Recognizing depression in a friend or family member can be challenging, as people may not always express their feelings openly. However, there are several signs and changes in behavior that may indicate someone is struggling with depression. Although not everyone with depression will display these signs, it’s important to take them seriously and offer your support if you observe them for an extended period of time. Here are some ways to tell if a friend or family member might be depressed.
- Persistent low mood with long periods of unexplained sadness or irritability
- Loss of interest in activities they used to enjoy, including hobbies
- Changes in sleep habits, including difficulty sleeping or excessive sleepiness
- Overeating or a loss of appetite (and in some instances, weight gain or weight loss)
- Fatigue or low energy levels, even after a full night’s sleep
- Isolating from friends and family, canceling plans, or avoiding social activities
- Struggling to focus and make decisions
- Neglecting responsibilities, including household chores or work tasks
- Unexplained physical symptoms, including headaches or muscle pain
- Talking negatively about themselves
- Inability to take care of their physical health, including personal hygiene
- Substance use (especially to cope with emotional pain)
- Increased irritability leading to conflicts over small things
- Expressing feelings of hopelessness, helplessness, or thoughts of self-harm or suicide
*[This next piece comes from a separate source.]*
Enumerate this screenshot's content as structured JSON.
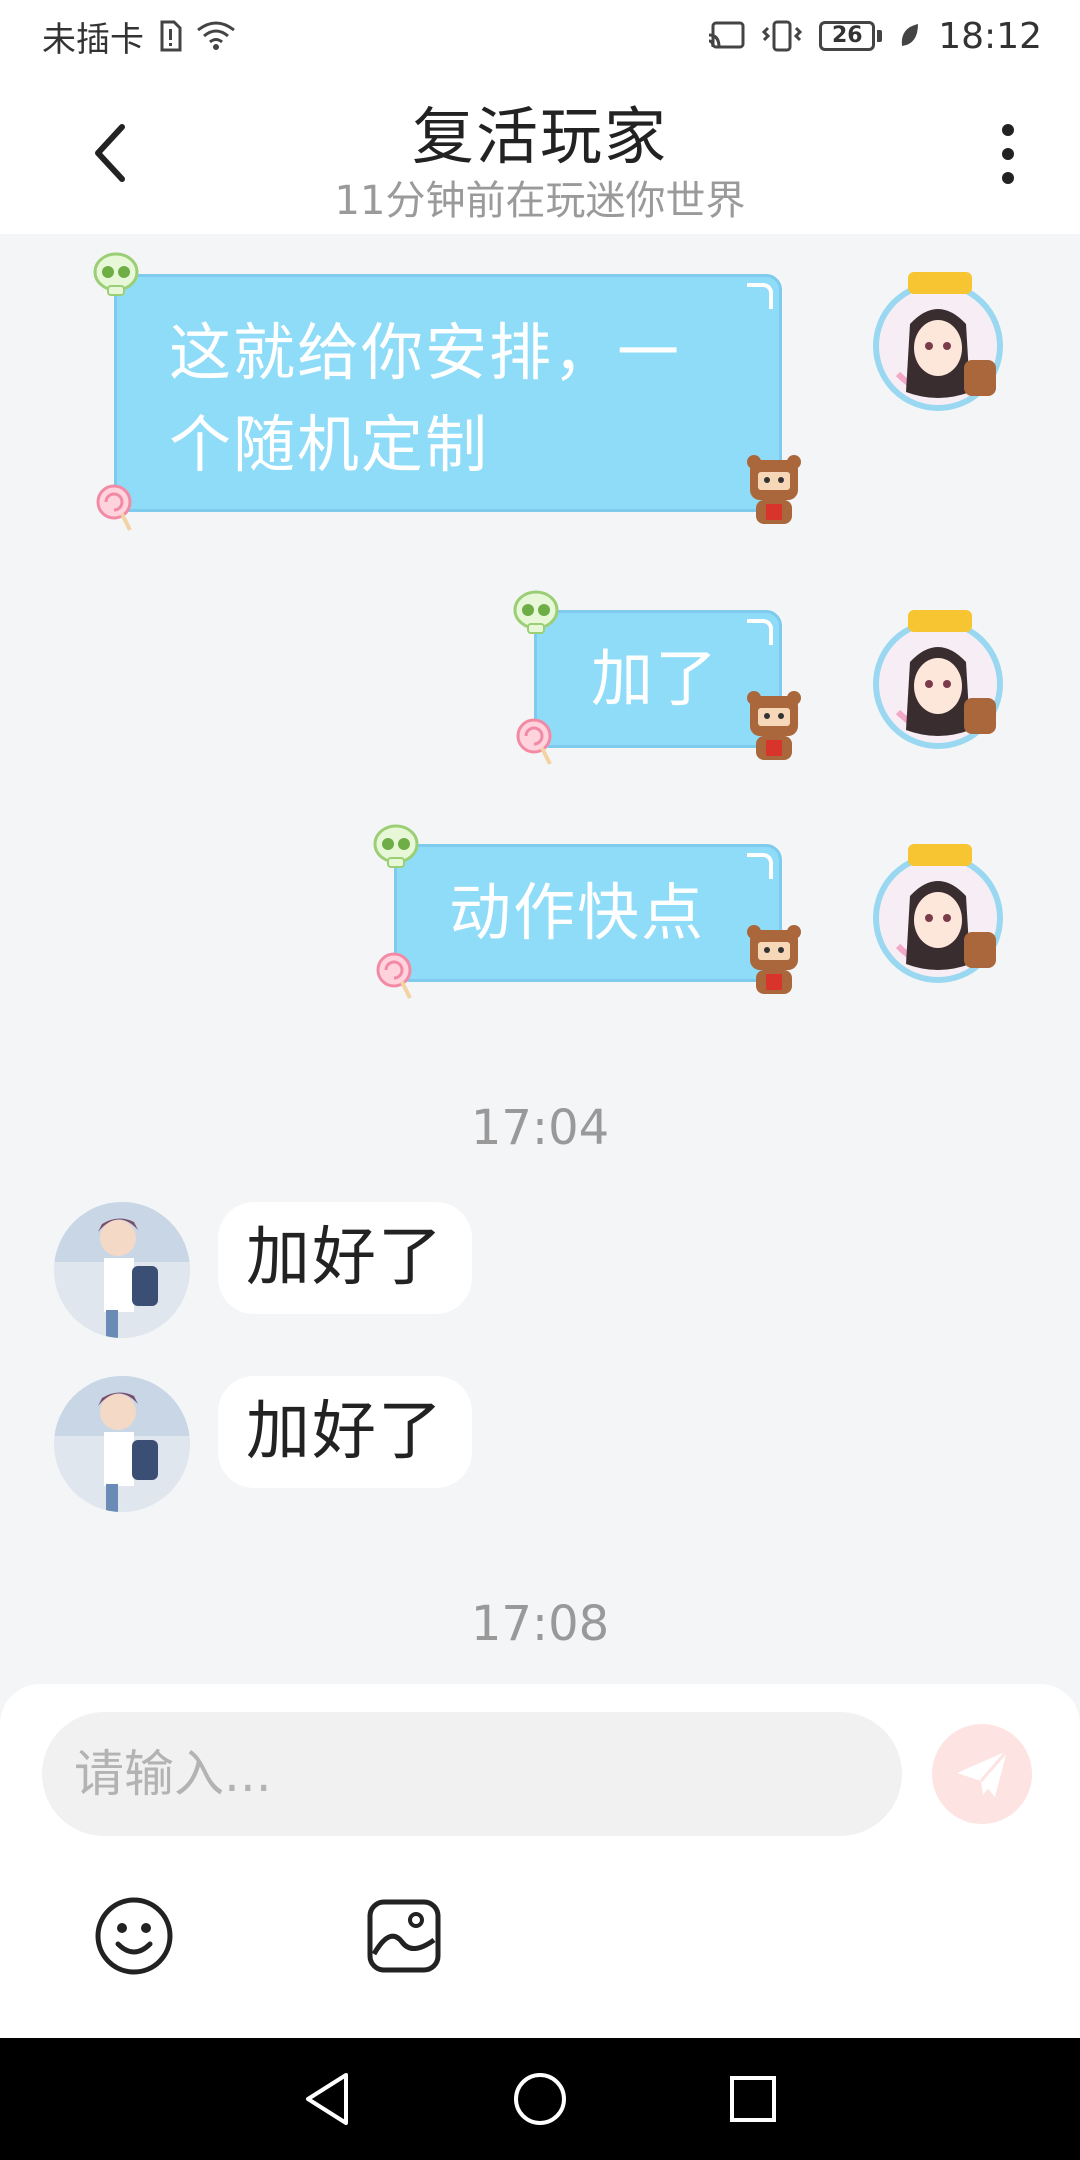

If you believe that someone with depression is in danger of harming themselves or struggling with suicidal thoughts, they should get professional mental health support immediately. You can contact The Suicide & Crisis Lifeline 24/7 by calling or texting 988. Some people may choose to call 911 or go to an emergency room for immediate care.
How to support someone with depression
If you think a loved one is struggling with depression, it’s important to approach the situation with empathy, non-judgment, and open communication. Express your concern, let them know you’re there to support them, and encourage them to seek professional help from a therapist or counselor. Be patient, as recovery from depression takes time, and your support can make a significant difference in their journey toward healing. As mentioned, if you believe they are in immediate danger or struggling with suicidal thoughts, don’t hesitate to contact a crisis hotline or seek emergency help.
Young adult and teen depression support at Charlie Health
If you or a loved one are struggling with depression, Charlie Health is here to help. Our virtual Intensive Outpatient Program (IOP) combines peer groups, individual therapy, and family therapy for teens and young adults who need more than once-weekly mental health treatment—including those struggling with depression. Our virtual IOP has been shown to reduce depression symptoms by 60%. Charlie Health’s compassionate mental health professionals are here to listen to your story, understand your needs, and match you with an appropriate treatment plan. Fill out our short form to get started today.